Records for processing:
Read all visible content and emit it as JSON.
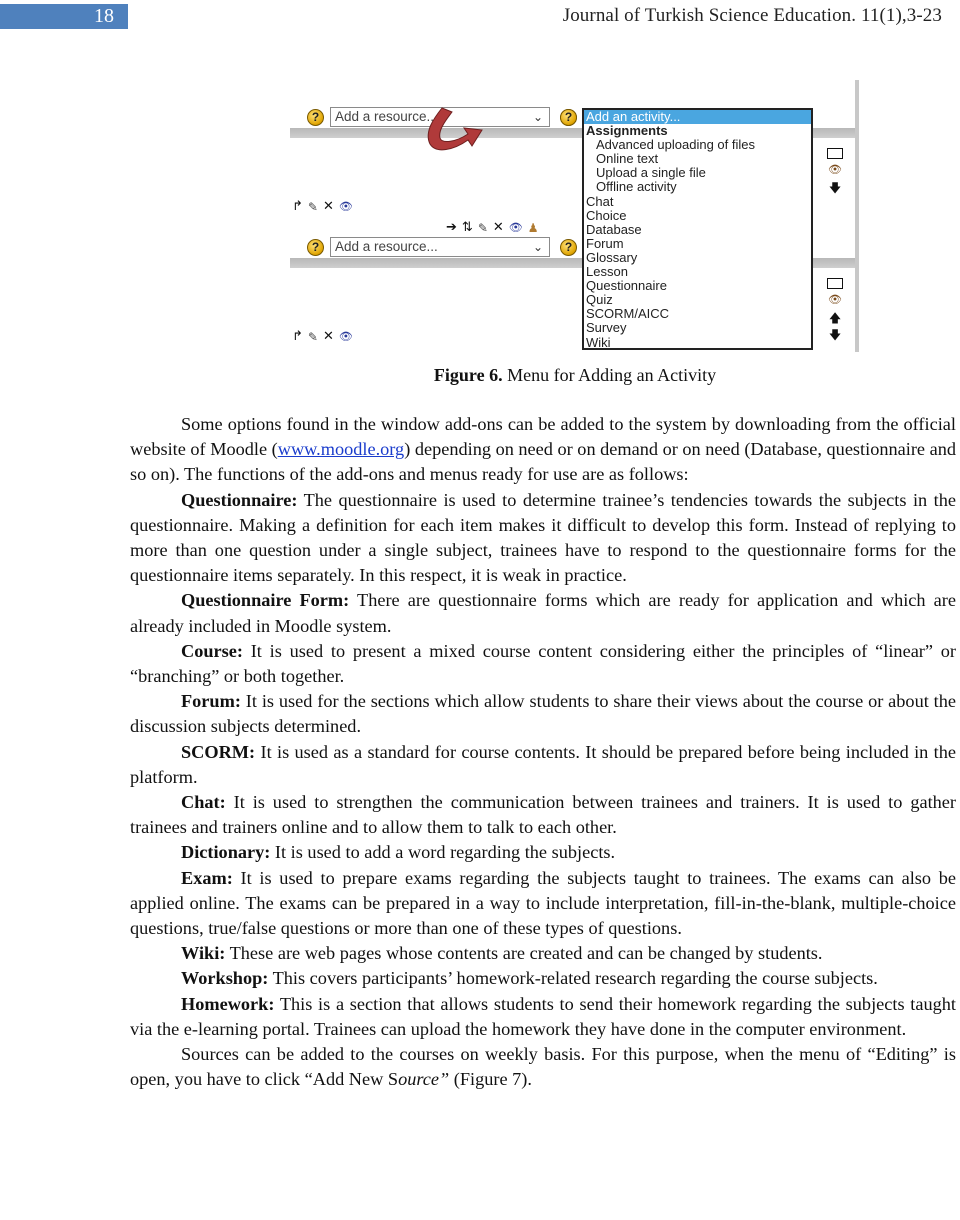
{
  "header": {
    "page_number": "18",
    "journal": "Journal of Turkish Science Education. 11(1),3-23",
    "page_number_bar_color": "#4f81bd"
  },
  "figure": {
    "resource_select_1": {
      "value": "Add a resource...",
      "chevron": "chevron-down-icon"
    },
    "resource_select_2": {
      "value": "Add a resource...",
      "chevron": "chevron-down-icon"
    },
    "help_glyph": "?",
    "activity_menu": {
      "selected": "Add an activity...",
      "options": [
        {
          "label": "Assignments",
          "kind": "group"
        },
        {
          "label": "Advanced uploading of files",
          "kind": "sub"
        },
        {
          "label": "Online text",
          "kind": "sub"
        },
        {
          "label": "Upload a single file",
          "kind": "sub"
        },
        {
          "label": "Offline activity",
          "kind": "sub"
        },
        {
          "label": "Chat",
          "kind": "item"
        },
        {
          "label": "Choice",
          "kind": "item"
        },
        {
          "label": "Database",
          "kind": "item"
        },
        {
          "label": "Forum",
          "kind": "item"
        },
        {
          "label": "Glossary",
          "kind": "item"
        },
        {
          "label": "Lesson",
          "kind": "item"
        },
        {
          "label": "Questionnaire",
          "kind": "item"
        },
        {
          "label": "Quiz",
          "kind": "item"
        },
        {
          "label": "SCORM/AICC",
          "kind": "item"
        },
        {
          "label": "Survey",
          "kind": "item"
        },
        {
          "label": "Wiki",
          "kind": "item"
        }
      ],
      "highlight_color": "#4aa6e0"
    },
    "edit_icons_short": [
      {
        "name": "move-icon",
        "glyph": "↱"
      },
      {
        "name": "edit-icon",
        "glyph": "✎"
      },
      {
        "name": "delete-icon",
        "glyph": "✕"
      },
      {
        "name": "visibility-eye-icon",
        "glyph": "👁"
      }
    ],
    "edit_icons_long": [
      {
        "name": "indent-right-arrow-icon",
        "glyph": "➔"
      },
      {
        "name": "move-updown-icon",
        "glyph": "⇅"
      },
      {
        "name": "edit-icon",
        "glyph": "✎"
      },
      {
        "name": "delete-icon",
        "glyph": "✕"
      },
      {
        "name": "visibility-eye-icon",
        "glyph": "👁"
      },
      {
        "name": "group-mode-person-icon",
        "glyph": "♟"
      }
    ],
    "side_icons": {
      "box": "□",
      "eye": "👁",
      "up": "🡅",
      "down": "🡇"
    },
    "arrow_color": "#b03a3a",
    "caption_label": "Figure 6.",
    "caption_text": " Menu for Adding an Activity"
  },
  "body": {
    "intro": {
      "p1_before": "Some options found in the window add-ons can be added to the system by downloading from the official website of Moodle (",
      "link": "www.moodle.org",
      "p1_after": ") depending on need or on demand or on need (Database, questionnaire and so on). The functions of the add-ons and menus ready for use are as follows:"
    },
    "definitions": [
      {
        "term": "Questionnaire:",
        "text": " The questionnaire is used to determine trainee’s tendencies towards the subjects in the questionnaire. Making a definition for each item makes it difficult to develop this form. Instead of replying to more than one question under a single subject, trainees have to respond to the questionnaire forms for the questionnaire items separately. In this respect, it is weak in practice."
      },
      {
        "term": "Questionnaire Form:",
        "text": " There are questionnaire forms which are ready for application and which are already included in Moodle system."
      },
      {
        "term": "Course:",
        "text": " It is used to present a mixed course content considering either the principles of “linear” or “branching” or both together."
      },
      {
        "term": "Forum:",
        "text": " It is used for the sections which allow students to share their views about the course or about the discussion subjects determined."
      },
      {
        "term": "SCORM:",
        "text": " It is used as a standard for course contents. It should be prepared before being included in the platform."
      },
      {
        "term": "Chat:",
        "text": " It is used to strengthen the communication between trainees and trainers. It is used to gather trainees and trainers online and to allow them to talk to each other."
      },
      {
        "term": "Dictionary:",
        "text": " It is used to add a word regarding the subjects."
      },
      {
        "term": "Exam:",
        "text": " It is used to prepare exams regarding the subjects taught to trainees. The exams can also be applied online. The exams can be prepared in a way to include interpretation, fill-in-the-blank, multiple-choice questions, true/false questions or more than one of these types of questions."
      },
      {
        "term": "Wiki:",
        "text": " These are web pages whose contents are created and can be changed by students."
      },
      {
        "term": "Workshop:",
        "text": " This covers participants’ homework-related research regarding the course subjects."
      },
      {
        "term": "Homework:",
        "text": " This is a section that allows students to send their homework regarding the subjects taught via the e-learning portal. Trainees can upload the homework they have done in the computer environment."
      }
    ],
    "closing": {
      "before": "Sources can be added to the courses on weekly basis. For this purpose, when the menu of “Editing” is open, you have to click “Add New S",
      "italic": "ource”",
      "after": " (Figure 7)."
    },
    "link_color": "#1a3ccc"
  }
}
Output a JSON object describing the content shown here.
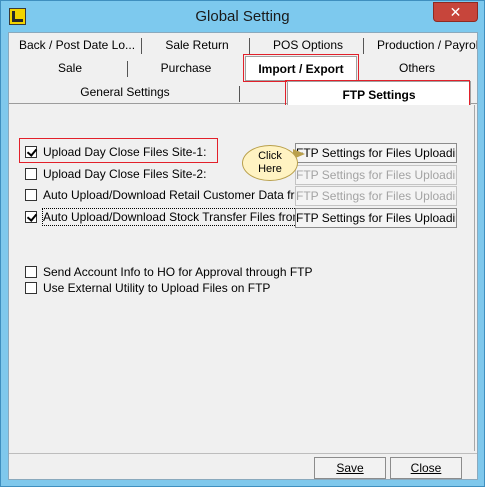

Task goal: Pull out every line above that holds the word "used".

Exercise result:
        "text": " The questionnaire is used to determine trainee’s tendencies towards the subjects in the questionnaire. Making a definition for each item makes it difficult to develop this form. Instead of replying to more than one question under a single subject, trainees have to respond to the questionnaire forms for the questionnaire items separately. In this respect, it is weak in practice."
        "text": " It is used to present a mixed course content considering either the principles of “linear” or “branching” or both together."
        "text": " It is used for the sections which allow students to share their views about the course or about the discussion subjects determined."
        "text": " It is used as a standard for course contents. It should be prepared before being included in the platform."
        "text": " It is used to strengthen the communication between trainees and trainers. It is used to gather trainees and trainers online and to allow them to talk to each other."
        "text": " It is used to add a word regarding the subjects."
        "text": " It is used to prepare exams regarding the subjects taught to trainees. The exams can also be applied online. The exams can be prepared in a way to include interpretation, fill-in-the-blank, multiple-choice questions, true/false questions or more than one of these types of questions."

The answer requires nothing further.